* [Task requirements]: The result should be every line in the data below that carries the string "AWCC".

* [Entries shown]:
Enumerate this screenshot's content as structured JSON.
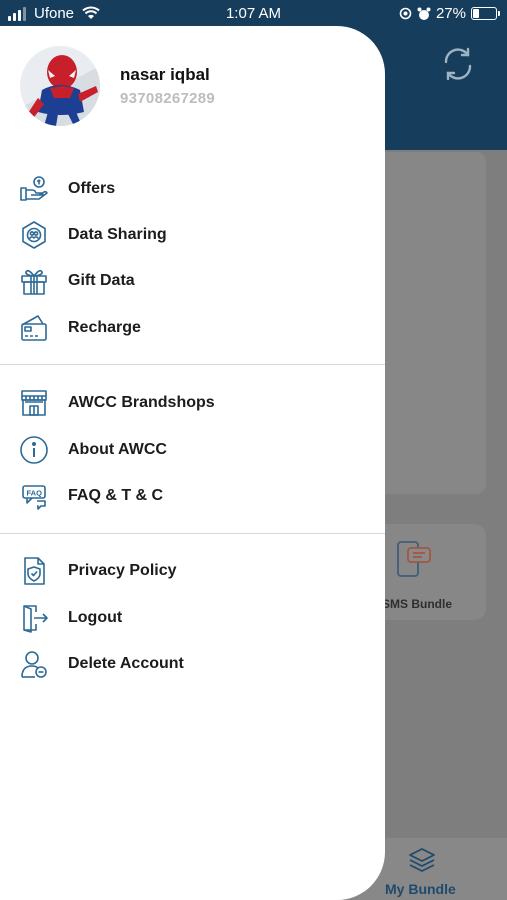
{
  "status_bar": {
    "carrier": "Ufone",
    "time": "1:07 AM",
    "battery_percent": "27%",
    "battery_level": 0.27
  },
  "profile": {
    "name": "nasar iqbal",
    "phone": "93708267289"
  },
  "menu_groups": [
    [
      {
        "label": "Offers",
        "icon": "hand-coin-icon"
      },
      {
        "label": "Data Sharing",
        "icon": "data-sharing-icon"
      },
      {
        "label": "Gift Data",
        "icon": "gift-icon"
      },
      {
        "label": "Recharge",
        "icon": "recharge-card-icon"
      }
    ],
    [
      {
        "label": "AWCC Brandshops",
        "icon": "store-icon"
      },
      {
        "label": "About AWCC",
        "icon": "info-icon"
      },
      {
        "label": "FAQ & T & C",
        "icon": "faq-icon"
      }
    ],
    [
      {
        "label": "Privacy Policy",
        "icon": "shield-document-icon"
      },
      {
        "label": "Logout",
        "icon": "logout-icon"
      },
      {
        "label": "Delete Account",
        "icon": "delete-user-icon"
      }
    ]
  ],
  "background": {
    "sms_bundle_label": "SMS Bundle",
    "my_bundle_label": "My Bundle"
  },
  "colors": {
    "accent": "#163e5c",
    "icon": "#2d6a96"
  }
}
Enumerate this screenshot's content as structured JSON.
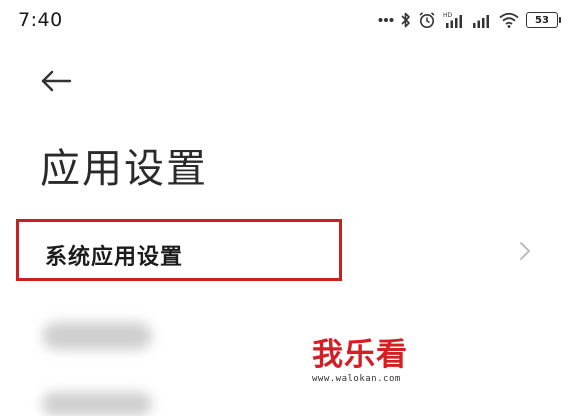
{
  "status_bar": {
    "time": "7:40",
    "hd_label": "HD",
    "battery_level": "53",
    "icons": [
      "more-dots-icon",
      "bluetooth-icon",
      "alarm-icon",
      "signal-hd-icon",
      "signal-icon",
      "wifi-icon",
      "battery-icon"
    ]
  },
  "header": {
    "back_icon": "arrow-left-icon",
    "title": "应用设置"
  },
  "list": {
    "items": [
      {
        "label": "系统应用设置",
        "highlighted": true,
        "highlight_color": "#cc1f1f",
        "trailing_icon": "chevron-right-icon"
      }
    ]
  },
  "watermark": {
    "title": "我乐看",
    "url": "www.walokan.com",
    "color": "#d41f26"
  }
}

* [Reply]:
        "label": "AWCC Brandshops",
        "label": "About AWCC",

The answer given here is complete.